I’ve always wondered why the barkeeps push the menu on you even if you’re just having a cheap draft during happy hour. Now, after trying a handful of Pepper Burgers over the last few months, I know why. I’m not entirely sure what makes the Pepper Burger so good – maybe it’s the attention to the cheese, the pre-grill recipe, the bun, the just-right size of the patty – but it has quickly surpassed any other burger I’ve had in this city (yes, it’s heads and shoulders above the mighty Thurman). There are a lot of pub-style burgers that boast some kind of quirk (i.e. the Gahanna Grille's Beanie Burger includes slaw) and in most instances those quirks need to be perfected to make or break the burger. Hearing about the Pepper Burger, I'd always imagined that the pepper might just be too much -- but that's far from the truth. The "pepper" of the Pepper Burger adds a satisfying crispness to this sandwich, they use a modest amount of spice in the pre-grilling stages that will never overwhelm the taste of the quality beef used here. And the toppings on the Pepper are not used to mask any inadequacies, they are there to compliment an already formidable burger. There's the standard LTO dressing, pickle chips, both provolone and pepperjack cheese (perhaps this is what makes the burger?), and a small portion of bacon. 

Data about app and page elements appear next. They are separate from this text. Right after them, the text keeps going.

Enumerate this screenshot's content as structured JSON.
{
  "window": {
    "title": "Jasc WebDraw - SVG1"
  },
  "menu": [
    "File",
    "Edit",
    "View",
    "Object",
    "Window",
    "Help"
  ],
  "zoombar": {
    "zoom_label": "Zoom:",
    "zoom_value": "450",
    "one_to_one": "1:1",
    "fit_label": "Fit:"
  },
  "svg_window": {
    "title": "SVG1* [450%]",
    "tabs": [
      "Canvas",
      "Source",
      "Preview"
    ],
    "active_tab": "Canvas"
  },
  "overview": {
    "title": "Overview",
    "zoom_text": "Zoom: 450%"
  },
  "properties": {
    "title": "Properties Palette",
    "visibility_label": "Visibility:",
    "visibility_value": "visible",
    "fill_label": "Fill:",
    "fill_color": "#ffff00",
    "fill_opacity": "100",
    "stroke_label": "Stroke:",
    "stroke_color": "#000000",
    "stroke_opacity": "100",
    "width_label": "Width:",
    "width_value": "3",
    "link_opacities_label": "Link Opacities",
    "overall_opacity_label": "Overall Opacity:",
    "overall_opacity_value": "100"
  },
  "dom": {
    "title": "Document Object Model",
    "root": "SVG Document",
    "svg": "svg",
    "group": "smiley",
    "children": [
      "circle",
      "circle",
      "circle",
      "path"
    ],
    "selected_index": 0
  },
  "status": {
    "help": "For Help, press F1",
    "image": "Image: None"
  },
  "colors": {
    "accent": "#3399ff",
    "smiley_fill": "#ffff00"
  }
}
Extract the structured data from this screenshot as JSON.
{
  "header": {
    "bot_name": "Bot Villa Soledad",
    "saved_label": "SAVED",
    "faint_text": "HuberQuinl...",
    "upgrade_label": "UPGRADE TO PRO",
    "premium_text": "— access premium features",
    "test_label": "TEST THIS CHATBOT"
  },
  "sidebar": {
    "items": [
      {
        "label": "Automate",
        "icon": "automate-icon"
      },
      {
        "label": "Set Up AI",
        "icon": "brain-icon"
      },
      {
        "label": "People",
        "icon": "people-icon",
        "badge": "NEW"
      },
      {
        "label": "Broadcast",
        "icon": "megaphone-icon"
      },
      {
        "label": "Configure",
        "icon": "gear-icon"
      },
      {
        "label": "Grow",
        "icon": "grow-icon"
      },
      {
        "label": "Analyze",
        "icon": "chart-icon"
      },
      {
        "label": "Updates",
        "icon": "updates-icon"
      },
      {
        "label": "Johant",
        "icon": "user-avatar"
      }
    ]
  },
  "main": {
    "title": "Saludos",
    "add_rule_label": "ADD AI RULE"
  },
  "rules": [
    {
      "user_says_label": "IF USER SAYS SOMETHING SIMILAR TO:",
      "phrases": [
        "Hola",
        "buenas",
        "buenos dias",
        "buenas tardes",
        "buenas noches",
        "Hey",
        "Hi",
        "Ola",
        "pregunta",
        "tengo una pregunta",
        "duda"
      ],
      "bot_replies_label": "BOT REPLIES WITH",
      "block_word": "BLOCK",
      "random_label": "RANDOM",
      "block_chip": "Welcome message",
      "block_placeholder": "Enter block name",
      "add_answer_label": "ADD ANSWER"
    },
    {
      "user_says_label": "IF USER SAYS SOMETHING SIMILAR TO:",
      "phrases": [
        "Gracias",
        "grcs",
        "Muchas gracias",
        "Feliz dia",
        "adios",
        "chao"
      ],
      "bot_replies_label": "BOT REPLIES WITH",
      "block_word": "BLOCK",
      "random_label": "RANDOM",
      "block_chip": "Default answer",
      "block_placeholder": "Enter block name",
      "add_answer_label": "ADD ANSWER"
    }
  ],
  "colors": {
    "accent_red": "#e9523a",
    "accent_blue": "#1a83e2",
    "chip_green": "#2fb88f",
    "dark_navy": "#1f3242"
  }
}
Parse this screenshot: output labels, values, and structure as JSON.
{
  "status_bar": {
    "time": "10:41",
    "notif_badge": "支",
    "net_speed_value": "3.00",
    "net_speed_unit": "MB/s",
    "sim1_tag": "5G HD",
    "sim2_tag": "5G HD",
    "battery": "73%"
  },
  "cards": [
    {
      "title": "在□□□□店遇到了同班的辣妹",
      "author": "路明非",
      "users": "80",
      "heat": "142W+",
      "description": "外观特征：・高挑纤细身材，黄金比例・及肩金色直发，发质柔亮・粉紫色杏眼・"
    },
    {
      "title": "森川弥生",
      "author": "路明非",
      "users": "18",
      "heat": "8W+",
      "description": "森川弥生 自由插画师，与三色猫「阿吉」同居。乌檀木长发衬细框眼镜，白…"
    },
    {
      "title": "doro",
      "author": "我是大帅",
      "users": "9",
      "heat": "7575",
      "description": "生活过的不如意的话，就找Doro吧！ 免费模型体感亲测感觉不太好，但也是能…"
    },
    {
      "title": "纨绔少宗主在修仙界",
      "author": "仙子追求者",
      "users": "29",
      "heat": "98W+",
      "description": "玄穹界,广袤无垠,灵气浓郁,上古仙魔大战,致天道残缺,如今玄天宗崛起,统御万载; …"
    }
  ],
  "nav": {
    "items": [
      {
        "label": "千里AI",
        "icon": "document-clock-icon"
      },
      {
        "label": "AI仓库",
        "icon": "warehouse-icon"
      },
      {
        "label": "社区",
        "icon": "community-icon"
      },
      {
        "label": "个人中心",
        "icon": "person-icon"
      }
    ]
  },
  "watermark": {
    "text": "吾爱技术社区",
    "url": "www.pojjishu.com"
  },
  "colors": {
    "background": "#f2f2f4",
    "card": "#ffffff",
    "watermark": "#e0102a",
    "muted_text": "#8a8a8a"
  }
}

All told -- by reading here you'll find that that in the most unassuming locations, you'll likely find the best food. The Pepper Burger, which must have an origin story that needs to be told, is simple and common in it's creation, but a symphony of flavors when tried. Easily the best burger in this city. And though it doesn't rank as high as Crabill's or the Wagon, it sits high in the hierarchy of the Ohio burger.